photo © 2009 Emran Kassim | more info (via: Wylio)
I love Henderson, Kentucky, and its annual Tri-Fest that starts tomorrow. As I pulled into town tonight to teach a Facebook class at the Henderson County Public Library, they were beginning to set up. Cool! They have great food, rides, and more, in their historic downtown district. I parked across the street from the library and went in to prepare.
My classes are taught with my Facebook profile live, on big screen, with my own News Feed.
Just over halfway through the 2-hour class, a Henderson friend posted, “The police just towed all the cars off South Main Street for the Tri-Fest.”
I had parked on South Main Street.
So I excused myself and went across the street. My car was gone. When I tried to ask the festival workers where my car was, my Spanish wasn’t good enough to communicate. So I returned to my class.
“Is your car there?” The class asked.
“Do you need to end class to find it?”
“No. We have 40 minutes left. I can find my car then. If I can teach through an earthquake, a flash flood, and a storm that rips the front door off a building, I can teach through a towed car.”
I didn’t tell them that if I could hitch-hike alone through a thunderstorm in Ireland 25 years ago, survive a near-death hemorrhage during a pregnancy 15 years ago, and rebuild a burned out business 10 years ago, a towed car in Henderson was something I knew would have a happy ending. Somehow. The only thing to do was laugh about it.
This could be an example of Facebook problem solving for my class. I posted that my car was towed during my class, telling the class in the time that remained we would see if Facebook would help me solve my problem. Then we went back to our objectives list to keep going.
Friends posted phone numbers of who to call. I answered conversations while we kept on our to do list. Friends, both in Evansville and Henderson, offered me rides if needed. My friends Jo Ann and Joann both gave invaluable help.
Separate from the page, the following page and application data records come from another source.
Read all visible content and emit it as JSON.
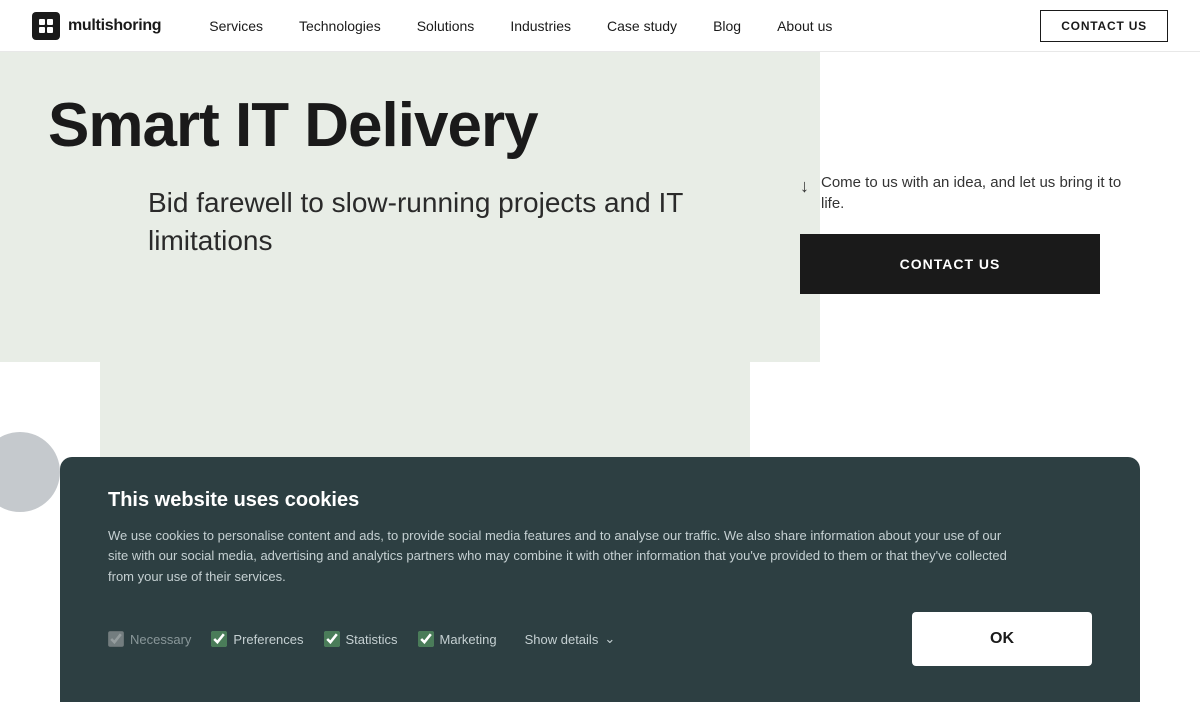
{
  "logo": {
    "name": "multishoring",
    "icon_label": "ms-logo"
  },
  "nav": {
    "links": [
      {
        "label": "Services",
        "id": "services"
      },
      {
        "label": "Technologies",
        "id": "technologies"
      },
      {
        "label": "Solutions",
        "id": "solutions"
      },
      {
        "label": "Industries",
        "id": "industries"
      },
      {
        "label": "Case study",
        "id": "case-study"
      },
      {
        "label": "Blog",
        "id": "blog"
      },
      {
        "label": "About us",
        "id": "about-us"
      }
    ],
    "cta_label": "CONTACT US"
  },
  "hero": {
    "title": "Smart IT Delivery",
    "subtitle": "Bid farewell to slow-running projects and IT limitations",
    "tagline": "Come to us with an idea, and let us bring it to life.",
    "contact_button_label": "CONTACT US",
    "arrow_symbol": "↓"
  },
  "cookie_banner": {
    "title": "This website uses cookies",
    "text": "We use cookies to personalise content and ads, to provide social media features and to analyse our traffic. We also share information about your use of our site with our social media, advertising and analytics partners who may combine it with other information that you've provided to them or that they've collected from your use of their services.",
    "checkboxes": [
      {
        "label": "Necessary",
        "checked": true,
        "disabled": true
      },
      {
        "label": "Preferences",
        "checked": true,
        "disabled": false
      },
      {
        "label": "Statistics",
        "checked": true,
        "disabled": false
      },
      {
        "label": "Marketing",
        "checked": true,
        "disabled": false
      }
    ],
    "show_details_label": "Show details",
    "ok_label": "OK"
  }
}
My phone started ringing with friends asking me if I needed a ride.
A grandmother taking the class posted on her own wall that my car had gotten towed. Her grandson commented, “WTF?” When she asked me what WTF stood for, I suggested she ask her grandson as I wasn’t going to say it in class.
After the class was over, I called the first number, a towing company who said they had towed nothing. Then I called the police. They had posted in the paper they would tow cars but acknowledged they had posted no signage that out-of-state visitors would see. They asked me what my car was.
“Blue. With 4 doors.” We just bought my car last month, and I was so rattled I could remember neither the make nor the model.
So I called my husband, who had just read my Facebook saga. “What’s my car?”
“No. All I can remember is it’s blue with 4 doors.”
“You can teach any kind of computer class and don’t know your own car?”
“Nope. Not when I just taught a class for 40 minutes after it happened.”
“It’s a Mazda 626.” So I told the Henderson City Police, they told me who had towed it and gave me an address. They said there would be no fine.
A librarian offered to drive me to it, though the address didn’t match Google’s. We drove to the address given, and it was a crop production business. When I called the police, they insisted they gave me the right address and we were lost.
Then Nibby Priest, a dear friend who lives in Henderson, called me. He gave us the correct address, called the towing company, and they said they would have it waiting for me. As we struggled to find the towing company, he talked us by way of speaker phone through the neighborhood for the right house with the tow truck with my car on it.
Another librarian called me various times as we searched for my car, and she met us at the tow truck to make sure I was able to get my car and journey home. I was never so happy to drive to my home sweet home.
Lessons from tonight?
- Even when bad things happen, good friends can help you survive them.
- Henderson, KY and Evansville, IN are full of nice people willing to help others.
- I don’t need to watch reality TV because I live it.
- My life is a string of adventures that mix Charles Dickens with Bridget Jones with Lucille Ball.
- If I teach the night before Henderson’s Handy Blues Fest, I’ll pick my parking spot more carefully.
Thanks to the Henderson County Public Library, Nibby, and all my friends who pitched in to help me find my car so I can click my heels and say,
“There’s no place like home. And no car like my…..blue one with 4 doors.”